Individual retirement accounts and educational savings accounts are programs that may provide tax savings for retirement or education. They are available in a number of forms and you should consult your tax advisor or attorney regarding tax issues specific to your circumstances.
Here however, are the basics:
Contributions are tax deductible (depending on income level)
Withdrawals begin at age 59 ½ and are mandatory by age 72. Taxes are paid on earnings when withdrawn from the IRA.
Any funds withdrawn (including principal contributions) before age 59 ½ are subject to a 10% penalty (subject to exception)
Contributions are not tax-deductible.
There is no mandatory distribution age.
All earnings and principal are tax-free if rules and regulations are followed.
They are available only to single-filers making up to $95,000 or married couples making a combined maximum of $150,000 annually.
Principal contributions can be withdrawn at any time without penalty. (subject to some minimal conditions)
Your IRA Share account can be established as either a traditional IRA or Roth IRA and the same conditions apply.
The difference is that you can make deposits to your IRA Share during the year rather than making one lump deposit.
The same conditions apply to your ESA Share account as the regular Coverdell ESA.
The difference is that you can make deposits to your ESA Share during the year rather than making one lump deposit.
Whether saving for the short or long term, there’s a CD that’s just right for you.
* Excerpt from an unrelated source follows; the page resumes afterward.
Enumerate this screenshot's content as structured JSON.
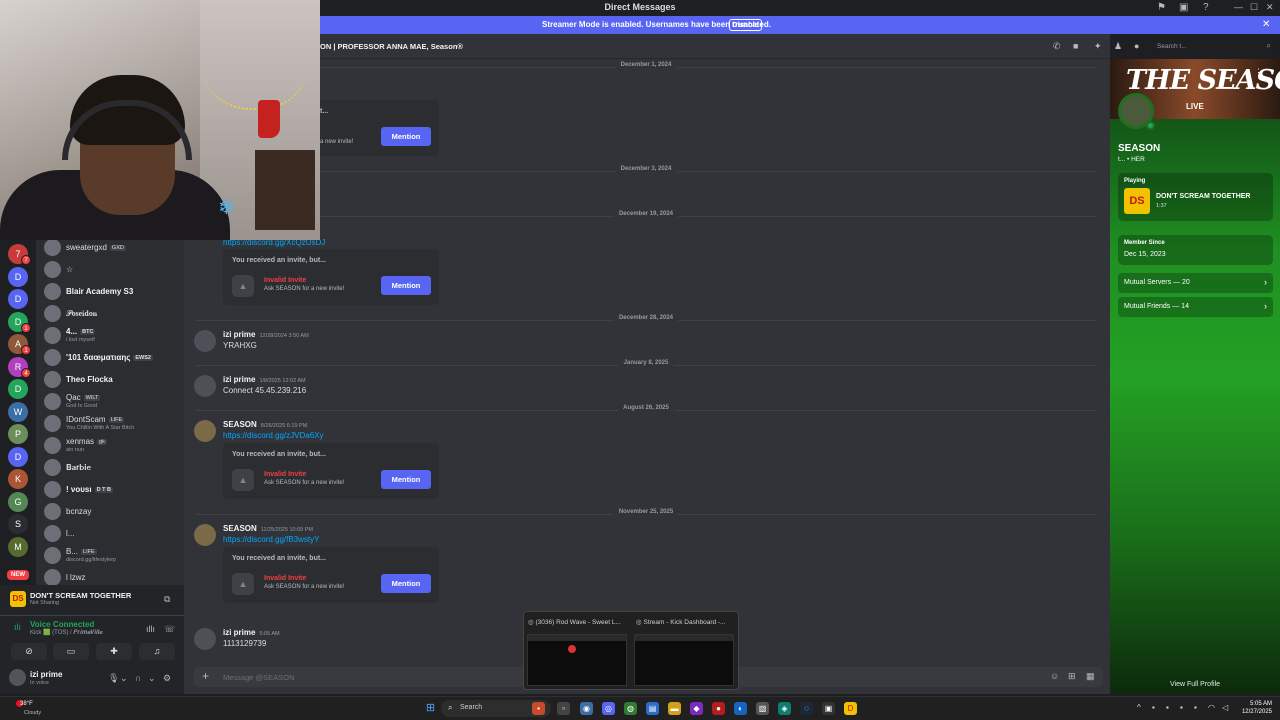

Choose terms ranging from 3 months to 5 years. Some of our CDs even have a “bump up” feature letting you increase the rate of your CD should interest rates increase during the period.
You can also borrow up to 90% of your CD balance at a rate 3% over the interest you are earning on your Certificate of Deposit.
A Coverdell Education Savings Account (ESA) was created as an incentive to help parents and students save for education expenses. The total contributions for the beneficiary of this account cannot be more than $2,000 in any year, no matter how many accounts have been established.
A beneficiary is someone who is under age 18 or is a special needs beneficiary.
Contributions to a Coverdell ESA are not deductible, but amounts deposited in the account grow tax free until distributed. The beneficiary will not owe tax on the distributions if they are less than a beneficiary’s qualified education expenses at an eligible institution. This benefit applies to qualified higher education expenses as well as to qualified elementary and secondary education expenses.
There is no tax on distribution if used for enrollment at an eligible educational institution.
If the distribution exceeds qualified education expenses, a portion will be taxable to the beneficiary and will usually be subject to an additional 10% tax.
There are contribution limits for taxpayers based on the contributor’s Modified Adjusted Gross Income.